### Assignment
From the entries that follow, pick out all lines holding "cabins".

(The input)

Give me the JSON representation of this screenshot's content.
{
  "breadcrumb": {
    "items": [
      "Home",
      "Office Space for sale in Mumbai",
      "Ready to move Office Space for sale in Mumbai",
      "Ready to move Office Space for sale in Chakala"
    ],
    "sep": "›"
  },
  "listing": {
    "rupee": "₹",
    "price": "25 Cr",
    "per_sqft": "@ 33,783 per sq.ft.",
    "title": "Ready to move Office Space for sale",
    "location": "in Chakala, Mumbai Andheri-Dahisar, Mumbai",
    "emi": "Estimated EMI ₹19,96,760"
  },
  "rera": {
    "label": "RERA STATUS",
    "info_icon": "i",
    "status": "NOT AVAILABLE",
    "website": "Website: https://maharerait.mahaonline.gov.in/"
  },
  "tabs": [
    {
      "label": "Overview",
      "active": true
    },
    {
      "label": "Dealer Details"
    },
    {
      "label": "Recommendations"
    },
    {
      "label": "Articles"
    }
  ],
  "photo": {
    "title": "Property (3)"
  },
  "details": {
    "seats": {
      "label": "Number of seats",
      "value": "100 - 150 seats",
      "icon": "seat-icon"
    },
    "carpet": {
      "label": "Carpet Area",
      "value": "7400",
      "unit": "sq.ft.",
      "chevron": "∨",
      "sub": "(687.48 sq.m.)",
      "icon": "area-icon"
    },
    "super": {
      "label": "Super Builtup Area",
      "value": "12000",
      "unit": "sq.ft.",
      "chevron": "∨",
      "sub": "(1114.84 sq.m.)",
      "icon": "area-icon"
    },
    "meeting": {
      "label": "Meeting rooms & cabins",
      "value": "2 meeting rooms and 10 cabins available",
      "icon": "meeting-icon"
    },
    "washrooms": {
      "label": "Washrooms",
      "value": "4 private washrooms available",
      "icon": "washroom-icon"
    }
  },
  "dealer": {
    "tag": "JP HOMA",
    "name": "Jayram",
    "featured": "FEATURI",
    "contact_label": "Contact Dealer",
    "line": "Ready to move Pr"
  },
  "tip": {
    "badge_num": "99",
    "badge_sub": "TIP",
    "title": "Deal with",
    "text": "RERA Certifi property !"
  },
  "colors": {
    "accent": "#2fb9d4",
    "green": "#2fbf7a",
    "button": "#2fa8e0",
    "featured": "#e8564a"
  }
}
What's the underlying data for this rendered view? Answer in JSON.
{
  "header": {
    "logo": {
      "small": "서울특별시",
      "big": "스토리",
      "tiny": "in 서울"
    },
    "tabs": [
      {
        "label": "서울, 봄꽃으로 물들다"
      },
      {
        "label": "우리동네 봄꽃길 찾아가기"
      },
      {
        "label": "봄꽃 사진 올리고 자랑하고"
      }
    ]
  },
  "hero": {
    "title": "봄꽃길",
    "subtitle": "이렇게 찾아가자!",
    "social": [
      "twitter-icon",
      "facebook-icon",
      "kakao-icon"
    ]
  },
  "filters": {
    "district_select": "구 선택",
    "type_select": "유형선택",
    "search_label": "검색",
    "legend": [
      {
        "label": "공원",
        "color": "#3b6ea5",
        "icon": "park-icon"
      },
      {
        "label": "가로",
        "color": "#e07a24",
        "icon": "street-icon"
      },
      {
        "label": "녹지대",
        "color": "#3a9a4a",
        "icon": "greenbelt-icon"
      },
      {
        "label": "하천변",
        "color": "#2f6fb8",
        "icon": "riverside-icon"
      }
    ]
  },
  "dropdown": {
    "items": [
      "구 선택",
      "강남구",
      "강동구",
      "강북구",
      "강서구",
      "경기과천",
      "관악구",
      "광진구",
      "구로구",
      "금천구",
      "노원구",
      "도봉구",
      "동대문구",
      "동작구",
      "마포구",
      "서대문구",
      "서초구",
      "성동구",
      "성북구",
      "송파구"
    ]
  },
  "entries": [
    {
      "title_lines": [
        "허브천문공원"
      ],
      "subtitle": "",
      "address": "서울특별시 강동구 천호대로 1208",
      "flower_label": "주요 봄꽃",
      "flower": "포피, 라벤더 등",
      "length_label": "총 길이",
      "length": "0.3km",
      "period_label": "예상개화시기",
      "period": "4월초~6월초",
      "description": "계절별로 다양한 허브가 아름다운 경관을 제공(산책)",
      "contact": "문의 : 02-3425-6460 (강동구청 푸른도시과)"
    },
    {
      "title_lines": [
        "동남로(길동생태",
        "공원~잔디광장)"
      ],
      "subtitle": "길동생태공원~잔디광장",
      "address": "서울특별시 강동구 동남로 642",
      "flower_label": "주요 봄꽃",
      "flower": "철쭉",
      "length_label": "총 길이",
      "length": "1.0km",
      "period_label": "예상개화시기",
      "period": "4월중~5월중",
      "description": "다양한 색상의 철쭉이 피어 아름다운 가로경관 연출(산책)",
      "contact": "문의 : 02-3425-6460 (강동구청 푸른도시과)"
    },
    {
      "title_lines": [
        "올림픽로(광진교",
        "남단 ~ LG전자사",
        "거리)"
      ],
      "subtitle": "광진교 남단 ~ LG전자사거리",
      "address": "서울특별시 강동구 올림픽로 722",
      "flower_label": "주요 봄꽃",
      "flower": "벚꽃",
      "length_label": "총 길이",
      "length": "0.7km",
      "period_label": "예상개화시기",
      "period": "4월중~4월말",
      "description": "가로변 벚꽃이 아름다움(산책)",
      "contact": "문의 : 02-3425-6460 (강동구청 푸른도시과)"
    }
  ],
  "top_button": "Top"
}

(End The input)

### Answer to this problem
      "label": "Meeting rooms & cabins",
      "value": "2 meeting rooms and 10 cabins available",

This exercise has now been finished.